The High Court supported the demolition of “encroachments’’ while upholding the rehabilitation rights of those who could prove their existence in the electoral rolls before 1 January 1995, in line with the State Government slum rehabilitation scheme (SRS) for slums. Only 33,000 of the estimated 80,000 houses were deemed eligible for rehabilitation.
Between 1997-2004 violent evictions took place where more than 2 lakh people were displaced and scores were injured.
Desperate for shelter, many of those displaced fled to Nala Sopara, drawing on kinship networks already established in the area. Sapana Doshi describes the SGNP evictions as the first ‘green’ displacement in Mumbai.
Public sentiment in Mumbai largely supported the demolitions with the middle classes seeing these slums as violating the law and harming the environment. But a local builder in Nala Sopara, evocatively described the evictions as a bhookamp (earthquake) that ravaged and ruptured people’s lives.
Becoming World Class
In 2003, the business lobby, Bombay First, and McKinsey & Company teamed up to produce a vision for transforming Mumbai into a world-class city by 2013.
“In Vision Mumbai, McKinsey says the number of people living in slums should be reduced to about 10-20%. … Supporters of the (slum) demolition claim that slum-dwellers are holding back the city’s forward march” (Guardian Mar 1, 2005).
The Chief Minister of Maharashtra took this vision seriously, constituting a task force to study the McKinsey report’s proposals and make final recommendations for achieving this transition to world-class. Since then, numerous proposals for redeveloping and upgrading Mumbai have been announced and implemented.
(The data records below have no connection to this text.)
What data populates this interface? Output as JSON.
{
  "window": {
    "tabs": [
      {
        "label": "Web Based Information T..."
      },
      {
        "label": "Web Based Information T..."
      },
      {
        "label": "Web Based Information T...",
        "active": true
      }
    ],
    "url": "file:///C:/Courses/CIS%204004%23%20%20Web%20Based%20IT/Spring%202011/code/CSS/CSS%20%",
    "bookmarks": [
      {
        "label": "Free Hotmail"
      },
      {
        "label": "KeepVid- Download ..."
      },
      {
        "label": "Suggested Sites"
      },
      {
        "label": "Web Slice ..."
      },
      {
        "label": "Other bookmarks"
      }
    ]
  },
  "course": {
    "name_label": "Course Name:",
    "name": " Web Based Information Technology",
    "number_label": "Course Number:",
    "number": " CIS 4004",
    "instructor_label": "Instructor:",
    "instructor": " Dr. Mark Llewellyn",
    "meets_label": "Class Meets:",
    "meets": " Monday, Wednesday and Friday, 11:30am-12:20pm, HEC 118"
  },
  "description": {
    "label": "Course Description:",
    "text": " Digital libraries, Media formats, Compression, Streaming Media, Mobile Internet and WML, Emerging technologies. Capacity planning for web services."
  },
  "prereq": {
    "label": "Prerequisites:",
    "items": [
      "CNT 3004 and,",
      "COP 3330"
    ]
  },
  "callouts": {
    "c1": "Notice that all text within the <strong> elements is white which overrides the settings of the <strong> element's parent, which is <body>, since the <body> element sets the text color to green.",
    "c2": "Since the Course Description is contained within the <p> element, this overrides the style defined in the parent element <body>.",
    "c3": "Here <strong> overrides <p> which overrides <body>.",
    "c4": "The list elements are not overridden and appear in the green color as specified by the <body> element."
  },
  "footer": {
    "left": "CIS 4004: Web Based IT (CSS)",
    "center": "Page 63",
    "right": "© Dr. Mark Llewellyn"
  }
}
The transition to becoming world class typically involves large infrastructure and redevelopment projects that require the displacement of countless members of the poor and working classes living in informal settlements.